“There’s no rule that says you must be on every platform and following the latest trends,” Bode says. “As a matter of fact, if the platform doesn’t fit your brand and audience, you may be doing yourself or your business more harm than good.”
If your business sells chainsaws, for example, you might not want to spend much time Pinning on Pinterest when the platform is dominated by females, unless females make that buying decision.
However, Bode does suggest claiming user names for your business on all social media channels, even if you don’t intend to create stories on Snapchat or post videos on Vine.
“Who knows who could steal your name,” she says.
When you do decide to make the jump and add a new platform to your repertoire, it’s important to take the time to make sure that it’s right for the brand. Do this by asking yourself: Is your audience on that platform? Do you have the right type of content to effectively communicate on that platform?
If these questions are hard to answer, there are a few solutions. Surveying your best customers on their social media use is one option, as is comparing your customer demographics to those of social media networks. The Pew Research Center has a complete report (http://www. pewinternet.org/2015/08/19/the-demographics-of-social- media-users/) on the demographics of users on the big five social media platforms: Facebook, Pinterest, Instagram, LinkedIn, and Twitter. Bode also suggests taking the “TLC” approach—Think Like a Customer—whether you are selling to consumers or businesses.
“Dig into what publications they read, where they hang out online, and what is important to them,” she says. “If you’re talking to biomedical engineers, odds are they’re not going to hang out and find you on Facebook. Maybe check with an industry association website or LinkedIn group as a place to connect with them.”
Bode says 834 Design & Marketing uses this approach not just in helping clients but in its own marketing, and it’s because of this approach that the company is investing time and money into multiple platforms.

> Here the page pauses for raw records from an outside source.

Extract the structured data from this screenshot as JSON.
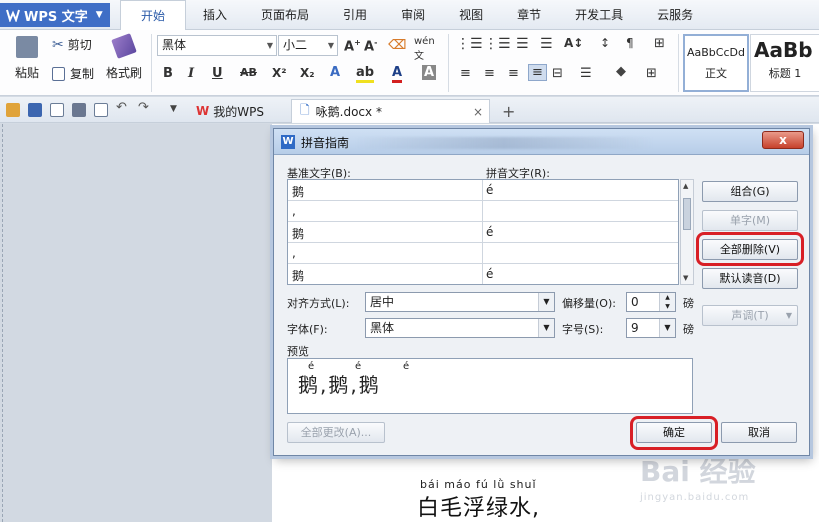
{
  "app": {
    "logo_label": "WPS 文字",
    "menu": [
      "开始",
      "插入",
      "页面布局",
      "引用",
      "审阅",
      "视图",
      "章节",
      "开发工具",
      "云服务"
    ]
  },
  "ribbon": {
    "paste": "粘贴",
    "cut": "剪切",
    "copy": "复制",
    "format_painter": "格式刷",
    "font_name": "黑体",
    "font_size": "小二",
    "style_normal_preview": "AaBbCcDd",
    "style_normal": "正文",
    "style_h1_preview": "AaBb",
    "style_h1": "标题 1",
    "bold": "B",
    "italic": "I",
    "underline": "U",
    "strike": "AB",
    "sup": "X²",
    "sub": "X₂"
  },
  "tabs": {
    "my_wps": "我的WPS",
    "doc": "咏鹅.docx *",
    "add": "+"
  },
  "document": {
    "pinyin": "bái máo fú lǜ shuǐ",
    "text": "白毛浮绿水,"
  },
  "watermark": {
    "text": "Bai 经验",
    "sub": "jingyan.baidu.com"
  },
  "dialog": {
    "title": "拼音指南",
    "close": "x",
    "col_base": "基准文字(B):",
    "col_pinyin": "拼音文字(R):",
    "rows": [
      {
        "base": "鹅",
        "pinyin": "é"
      },
      {
        "base": ",",
        "pinyin": ""
      },
      {
        "base": "鹅",
        "pinyin": "é"
      },
      {
        "base": ",",
        "pinyin": ""
      },
      {
        "base": "鹅",
        "pinyin": "é"
      }
    ],
    "btn_combine": "组合(G)",
    "btn_single": "单字(M)",
    "btn_clear_all": "全部删除(V)",
    "btn_default": "默认读音(D)",
    "btn_tone": "声调(T)",
    "align_label": "对齐方式(L):",
    "align_value": "居中",
    "offset_label": "偏移量(O):",
    "offset_value": "0",
    "offset_unit": "磅",
    "font_label": "字体(F):",
    "font_value": "黑体",
    "size_label": "字号(S):",
    "size_value": "9",
    "size_unit": "磅",
    "preview_label": "预览",
    "preview_text": "鹅,鹅,鹅",
    "preview_pinyin": "é",
    "btn_change_all": "全部更改(A)...",
    "btn_ok": "确定",
    "btn_cancel": "取消"
  }
}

“834’s target audience is rather diverse,” says Bode. “Our audiences range from small- to mid-size businesses, so we are engaged on multiple platforms.”
LinkedIn allows individuals within the company to establish themselves as thought leaders, while Twitter supports SEO and connections to reporters. Facebook is used to communicate client, company, and community news, and Instagram helps build community engagement.
The bottom line is to utilize social media for its intended purpose: to be social and engaging while building brand awareness, authority, and loyalty.
“Social media creates the opportunity for engagement, conversations, and relationships that individuals or brands might not otherwise be able to create,” Bode says. “Listen to your audience, strike up a conversation, [and] build relationships! Don’t just talk at your followers—connect with them.”
B2B vs. B2C
In order to know how to sell, target the correct customer audience.
By Kathryn Will
When it comes to getting a new product/service off the ground, few things are more important than figuring out who your buyer is. Marisa Horak Belotti, chief strategy officer for The F.P. Horak Company, offers tips for determining whether you should be targeting a business-to-business (B2B) or business-to-consumer (B2C) audience.